(Extracted records)
=== Begin Enclosure ===

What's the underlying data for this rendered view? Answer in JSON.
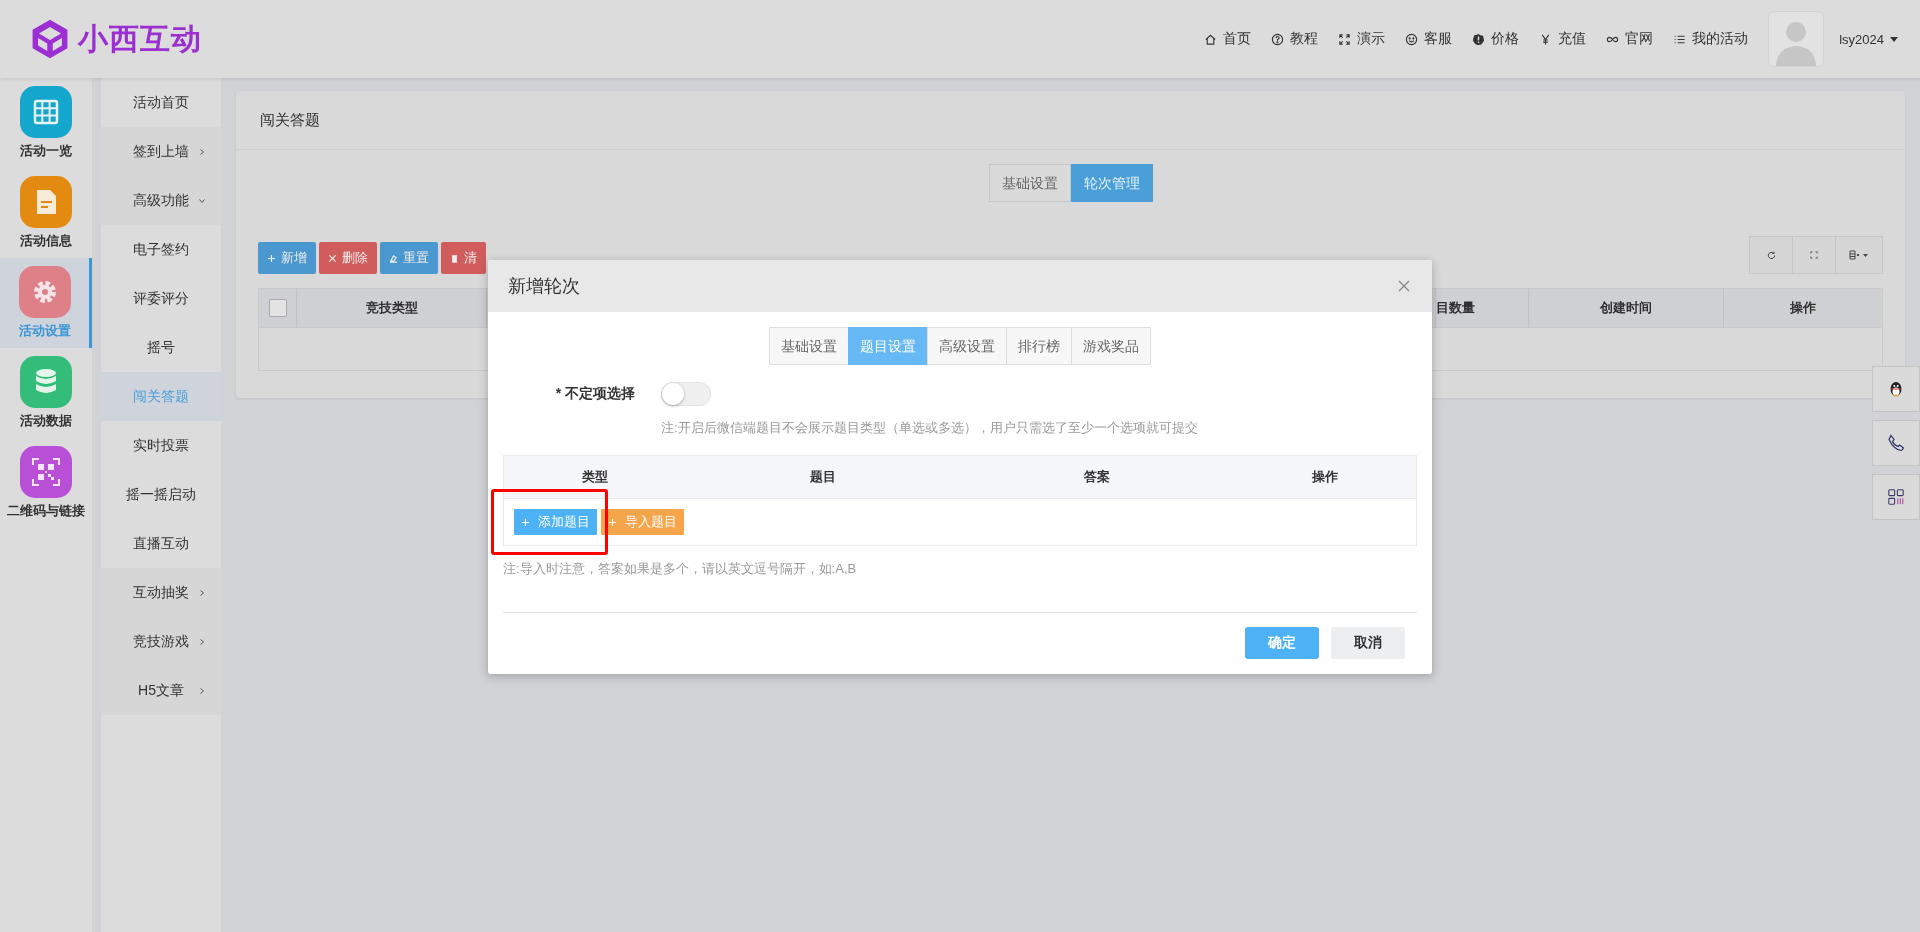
{
  "logo": {
    "text": "小西互动"
  },
  "top_nav": [
    {
      "kind": "home",
      "label": "首页"
    },
    {
      "kind": "help",
      "label": "教程"
    },
    {
      "kind": "expand",
      "label": "演示"
    },
    {
      "kind": "smile",
      "label": "客服"
    },
    {
      "kind": "alert",
      "label": "价格"
    },
    {
      "kind": "yen",
      "label": "充值"
    },
    {
      "kind": "infinity",
      "label": "官网"
    },
    {
      "kind": "list",
      "label": "我的活动"
    }
  ],
  "user": {
    "name": "lsy2024"
  },
  "app_nav": [
    {
      "kind": "grid",
      "label": "活动一览",
      "color": "#14a6cc",
      "selected": false
    },
    {
      "kind": "doc",
      "label": "活动信息",
      "color": "#e38a10",
      "selected": false
    },
    {
      "kind": "gear",
      "label": "活动设置",
      "color": "#de8088",
      "selected": true
    },
    {
      "kind": "database",
      "label": "活动数据",
      "color": "#33bd79",
      "selected": false
    },
    {
      "kind": "qr",
      "label": "二维码与链接",
      "color": "#b84fd6",
      "selected": false
    }
  ],
  "sub_nav": [
    {
      "kind": "link",
      "label": "活动首页",
      "selected": false
    },
    {
      "kind": "group",
      "label": "签到上墙",
      "expanded": false
    },
    {
      "kind": "group",
      "label": "高级功能",
      "expanded": true,
      "children": [
        {
          "label": "电子签约",
          "selected": false
        },
        {
          "label": "评委评分",
          "selected": false
        },
        {
          "label": "摇号",
          "selected": false
        },
        {
          "label": "闯关答题",
          "selected": true
        },
        {
          "label": "实时投票",
          "selected": false
        },
        {
          "label": "摇一摇启动",
          "selected": false
        },
        {
          "label": "直播互动",
          "selected": false
        }
      ]
    },
    {
      "kind": "group",
      "label": "互动抽奖",
      "expanded": false
    },
    {
      "kind": "group",
      "label": "竞技游戏",
      "expanded": false
    },
    {
      "kind": "group",
      "label": "H5文章",
      "expanded": false
    }
  ],
  "page": {
    "title": "闯关答题",
    "tabs": [
      {
        "label": "基础设置",
        "selected": false
      },
      {
        "label": "轮次管理",
        "selected": true
      }
    ],
    "toolbar": [
      {
        "kind": "add",
        "label": "新增"
      },
      {
        "kind": "delete",
        "label": "删除"
      },
      {
        "kind": "reset",
        "label": "重置"
      },
      {
        "kind": "clear",
        "label": "清"
      }
    ],
    "table": {
      "checked": false,
      "columns": [
        "竞技类型",
        "目数量",
        "创建时间",
        "操作"
      ]
    }
  },
  "dialog": {
    "title": "新增轮次",
    "tabs": [
      {
        "label": "基础设置",
        "selected": false
      },
      {
        "label": "题目设置",
        "selected": true
      },
      {
        "label": "高级设置",
        "selected": false
      },
      {
        "label": "排行榜",
        "selected": false
      },
      {
        "label": "游戏奖品",
        "selected": false
      }
    ],
    "toggle": {
      "label": "* 不定项选择",
      "on": false
    },
    "note": "注:开启后微信端题目不会展示题目类型（单选或多选），用户只需选了至少一个选项就可提交",
    "table": {
      "columns": [
        "类型",
        "题目",
        "答案",
        "操作"
      ]
    },
    "actions": [
      {
        "kind": "primary",
        "label": "添加题目"
      },
      {
        "kind": "warning",
        "label": "导入题目"
      }
    ],
    "import_note": "注:导入时注意，答案如果是多个，请以英文逗号隔开，如:A,B",
    "buttons": [
      {
        "kind": "primary",
        "label": "确定"
      },
      {
        "kind": "default",
        "label": "取消"
      }
    ]
  }
}
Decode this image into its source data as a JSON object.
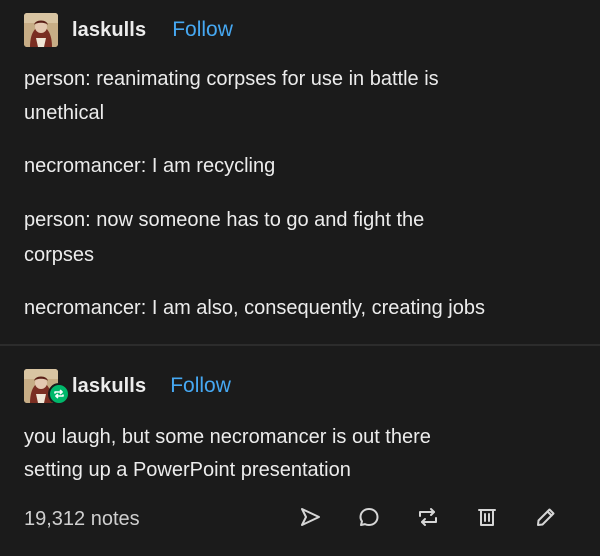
{
  "posts": [
    {
      "username": "laskulls",
      "follow_label": "Follow",
      "lines": [
        "person: reanimating corpses for use in battle is",
        "unethical",
        "necromancer: I am recycling",
        "person: now someone has to go and fight the",
        "corpses",
        "necromancer: I am also, consequently, creating jobs"
      ]
    },
    {
      "username": "laskulls",
      "follow_label": "Follow",
      "lines": [
        "you laugh, but some necromancer is out there",
        "setting up a PowerPoint presentation"
      ]
    }
  ],
  "footer": {
    "notes": "19,312 notes",
    "actions": [
      {
        "icon": "send-icon"
      },
      {
        "icon": "reply-icon"
      },
      {
        "icon": "reblog-icon"
      },
      {
        "icon": "delete-icon"
      },
      {
        "icon": "edit-icon"
      }
    ]
  },
  "colors": {
    "background": "#1b1b1b",
    "text": "#ececec",
    "follow": "#46a8f2",
    "reblog_badge": "#00b86b"
  }
}
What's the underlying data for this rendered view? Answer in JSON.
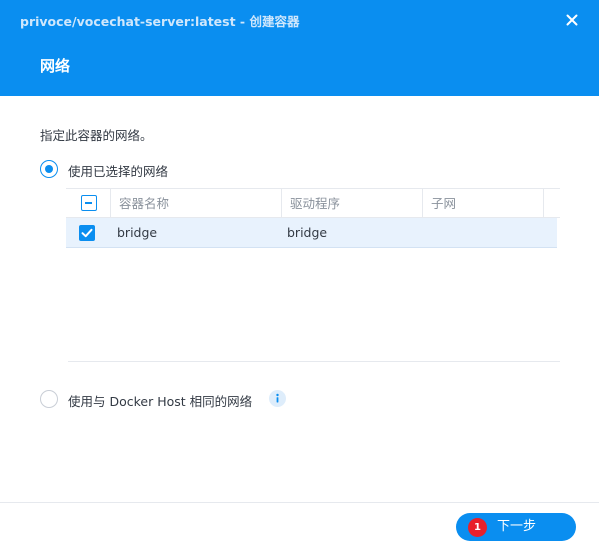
{
  "header": {
    "window_title": "privoce/vocechat-server:latest - 创建容器",
    "page_title": "网络",
    "close_icon": "close-icon"
  },
  "main": {
    "description": "指定此容器的网络。",
    "options": [
      {
        "label": "使用已选择的网络",
        "selected": true
      },
      {
        "label": "使用与 Docker Host 相同的网络",
        "selected": false,
        "icon": "info-icon"
      }
    ],
    "table": {
      "columns": [
        "容器名称",
        "驱动程序",
        "子网"
      ],
      "header_checkbox": "partial",
      "rows": [
        {
          "checked": true,
          "name": "bridge",
          "driver": "bridge",
          "subnet": ""
        }
      ]
    }
  },
  "footer": {
    "next_label": "下一步",
    "step_badge": "1"
  },
  "colors": {
    "accent": "#0a8ef0",
    "selected_row": "#e8f2fd",
    "badge": "#e8202a"
  }
}
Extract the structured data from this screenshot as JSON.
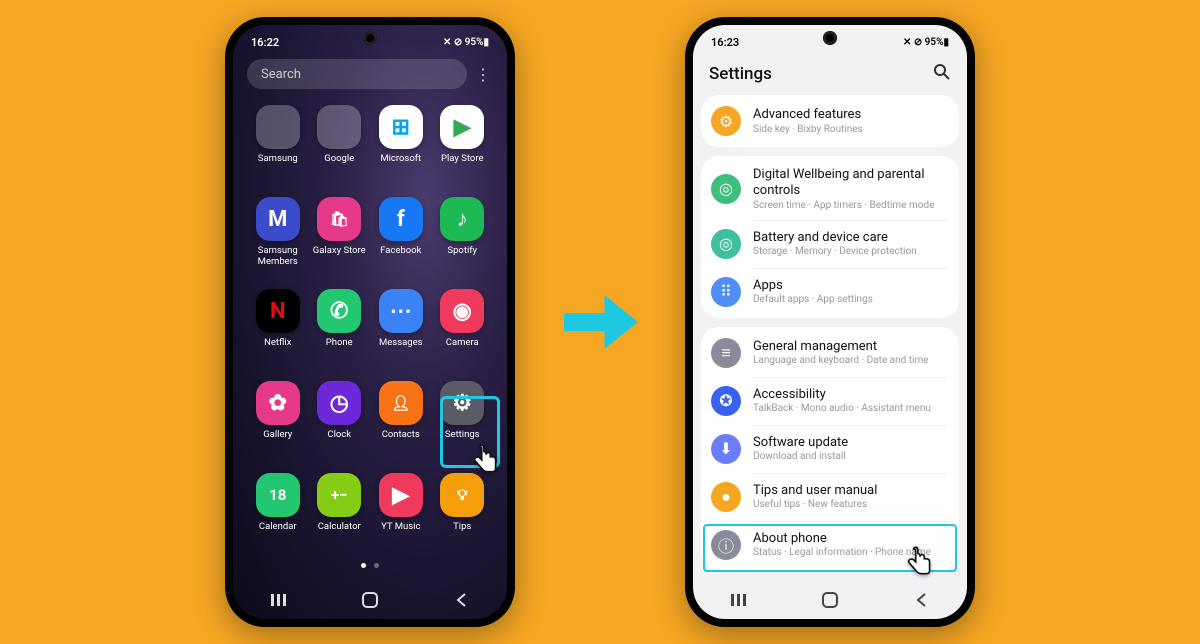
{
  "phone1": {
    "status": {
      "time": "16:22",
      "icons": "✕ ⊘ 95%▮"
    },
    "search": {
      "placeholder": "Search"
    },
    "apps": [
      {
        "label": "Samsung",
        "type": "folder",
        "colors": [
          "#f5a623",
          "#d44",
          "#5a7",
          "#48c",
          "#fc3",
          "#3bf",
          "#f7a",
          "#a6f",
          "#6d4"
        ]
      },
      {
        "label": "Google",
        "type": "folder",
        "colors": [
          "#fff",
          "#ea4335",
          "#34a853",
          "#4285f4",
          "#fbbc05",
          "#ea4335",
          "#34a853",
          "#4285f4",
          "#fbbc05"
        ]
      },
      {
        "label": "Microsoft",
        "type": "icon",
        "bg": "#fff",
        "glyph": "⊞",
        "fg": "#00a4ef"
      },
      {
        "label": "Play Store",
        "type": "icon",
        "bg": "#fff",
        "glyph": "▶",
        "fg": "#34a853"
      },
      {
        "label": "Samsung\nMembers",
        "type": "icon",
        "bg": "#3b4cca",
        "glyph": "M"
      },
      {
        "label": "Galaxy Store",
        "type": "icon",
        "bg": "#e6398a",
        "glyph": "🛍︎"
      },
      {
        "label": "Facebook",
        "type": "icon",
        "bg": "#1877f2",
        "glyph": "f"
      },
      {
        "label": "Spotify",
        "type": "icon",
        "bg": "#1db954",
        "glyph": "♪"
      },
      {
        "label": "Netflix",
        "type": "icon",
        "bg": "#000",
        "glyph": "N",
        "fg": "#e50914"
      },
      {
        "label": "Phone",
        "type": "icon",
        "bg": "#22c76f",
        "glyph": "✆"
      },
      {
        "label": "Messages",
        "type": "icon",
        "bg": "#3b82f6",
        "glyph": "⋯"
      },
      {
        "label": "Camera",
        "type": "icon",
        "bg": "#ef3a5d",
        "glyph": "◉"
      },
      {
        "label": "Gallery",
        "type": "icon",
        "bg": "#e6398a",
        "glyph": "✿"
      },
      {
        "label": "Clock",
        "type": "icon",
        "bg": "#6d28d9",
        "glyph": "◷"
      },
      {
        "label": "Contacts",
        "type": "icon",
        "bg": "#f97316",
        "glyph": "👤︎"
      },
      {
        "label": "Settings",
        "type": "icon",
        "bg": "#5b5b66",
        "glyph": "⚙"
      },
      {
        "label": "Calendar",
        "type": "icon",
        "bg": "#22c76f",
        "glyph": "18"
      },
      {
        "label": "Calculator",
        "type": "icon",
        "bg": "#84cc16",
        "glyph": "+−"
      },
      {
        "label": "YT Music",
        "type": "icon",
        "bg": "#ef3a5d",
        "glyph": "▶"
      },
      {
        "label": "Tips",
        "type": "icon",
        "bg": "#f59e0b",
        "glyph": "💡︎"
      }
    ]
  },
  "phone2": {
    "status": {
      "time": "16:23",
      "icons": "✕ ⊘ 95%▮"
    },
    "header": {
      "title": "Settings"
    },
    "groups": [
      [
        {
          "title": "Advanced features",
          "sub": "Side key · Bixby Routines",
          "ico": "⚙",
          "bg": "#f5a623"
        }
      ],
      [
        {
          "title": "Digital Wellbeing and parental controls",
          "sub": "Screen time · App timers · Bedtime mode",
          "ico": "◎",
          "bg": "#3fbf7f"
        },
        {
          "title": "Battery and device care",
          "sub": "Storage · Memory · Device protection",
          "ico": "◎",
          "bg": "#3fbf9f"
        },
        {
          "title": "Apps",
          "sub": "Default apps · App settings",
          "ico": "⠿",
          "bg": "#4f8ef7"
        }
      ],
      [
        {
          "title": "General management",
          "sub": "Language and keyboard · Date and time",
          "ico": "≡",
          "bg": "#8a8a98"
        },
        {
          "title": "Accessibility",
          "sub": "TalkBack · Mono audio · Assistant menu",
          "ico": "✪",
          "bg": "#3a62f0"
        },
        {
          "title": "Software update",
          "sub": "Download and install",
          "ico": "⬇",
          "bg": "#6b7dfb"
        },
        {
          "title": "Tips and user manual",
          "sub": "Useful tips · New features",
          "ico": "●",
          "bg": "#f5a623"
        },
        {
          "title": "About phone",
          "sub": "Status · Legal information · Phone name",
          "ico": "ⓘ",
          "bg": "#8a8a98"
        }
      ]
    ]
  }
}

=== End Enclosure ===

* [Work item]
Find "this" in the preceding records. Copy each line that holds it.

* [Expected output]
What's the underlying data for this rendered view? Answer in JSON.
Decode this image into its source data as a JSON object.
What's the underlying data for this rendered view? Answer in JSON.
Extract the structured data from this screenshot as JSON.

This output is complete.